▶ [What needs to be done]: For the entries below, say how many lines hold the word "name", with the number as the only reply.

(Extracted information)

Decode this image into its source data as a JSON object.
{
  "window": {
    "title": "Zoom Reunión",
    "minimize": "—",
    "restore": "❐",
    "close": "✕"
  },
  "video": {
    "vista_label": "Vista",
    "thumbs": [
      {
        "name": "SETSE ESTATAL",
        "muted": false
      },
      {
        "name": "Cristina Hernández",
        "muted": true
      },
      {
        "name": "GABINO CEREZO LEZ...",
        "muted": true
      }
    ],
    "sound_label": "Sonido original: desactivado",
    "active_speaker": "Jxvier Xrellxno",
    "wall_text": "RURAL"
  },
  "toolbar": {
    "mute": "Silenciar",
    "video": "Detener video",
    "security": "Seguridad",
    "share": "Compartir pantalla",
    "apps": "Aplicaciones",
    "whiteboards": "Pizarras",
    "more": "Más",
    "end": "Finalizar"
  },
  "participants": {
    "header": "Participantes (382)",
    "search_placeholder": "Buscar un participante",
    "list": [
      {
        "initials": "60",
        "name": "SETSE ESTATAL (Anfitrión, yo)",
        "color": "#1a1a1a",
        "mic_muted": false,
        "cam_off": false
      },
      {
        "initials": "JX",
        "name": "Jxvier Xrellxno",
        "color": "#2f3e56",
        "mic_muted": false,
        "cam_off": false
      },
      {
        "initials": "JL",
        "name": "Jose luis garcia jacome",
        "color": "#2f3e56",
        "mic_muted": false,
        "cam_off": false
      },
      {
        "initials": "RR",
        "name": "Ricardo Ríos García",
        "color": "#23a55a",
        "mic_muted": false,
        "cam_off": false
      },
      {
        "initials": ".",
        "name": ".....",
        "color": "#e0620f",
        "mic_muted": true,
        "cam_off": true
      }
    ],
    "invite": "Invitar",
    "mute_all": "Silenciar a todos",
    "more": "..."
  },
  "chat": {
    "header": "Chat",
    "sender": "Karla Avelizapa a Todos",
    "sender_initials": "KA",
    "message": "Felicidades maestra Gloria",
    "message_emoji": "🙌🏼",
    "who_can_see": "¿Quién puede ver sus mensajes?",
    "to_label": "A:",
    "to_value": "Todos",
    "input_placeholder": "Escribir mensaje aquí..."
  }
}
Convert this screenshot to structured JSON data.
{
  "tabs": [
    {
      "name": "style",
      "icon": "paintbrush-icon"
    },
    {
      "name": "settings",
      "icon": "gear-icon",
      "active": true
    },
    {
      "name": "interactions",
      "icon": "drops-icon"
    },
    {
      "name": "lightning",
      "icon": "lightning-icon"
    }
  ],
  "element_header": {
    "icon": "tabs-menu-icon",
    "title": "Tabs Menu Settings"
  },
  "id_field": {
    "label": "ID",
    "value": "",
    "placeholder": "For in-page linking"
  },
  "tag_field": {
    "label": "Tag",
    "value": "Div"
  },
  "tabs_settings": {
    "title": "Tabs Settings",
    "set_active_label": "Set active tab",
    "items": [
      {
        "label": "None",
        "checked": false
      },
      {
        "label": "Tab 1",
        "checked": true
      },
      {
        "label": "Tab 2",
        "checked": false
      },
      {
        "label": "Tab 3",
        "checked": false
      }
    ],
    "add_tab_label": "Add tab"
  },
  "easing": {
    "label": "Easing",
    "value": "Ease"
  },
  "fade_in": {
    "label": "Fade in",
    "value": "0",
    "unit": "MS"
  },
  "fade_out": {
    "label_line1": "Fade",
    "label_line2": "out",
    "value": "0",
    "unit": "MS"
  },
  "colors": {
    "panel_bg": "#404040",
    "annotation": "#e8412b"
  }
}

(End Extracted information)

▶ [Response to the exercise]: 12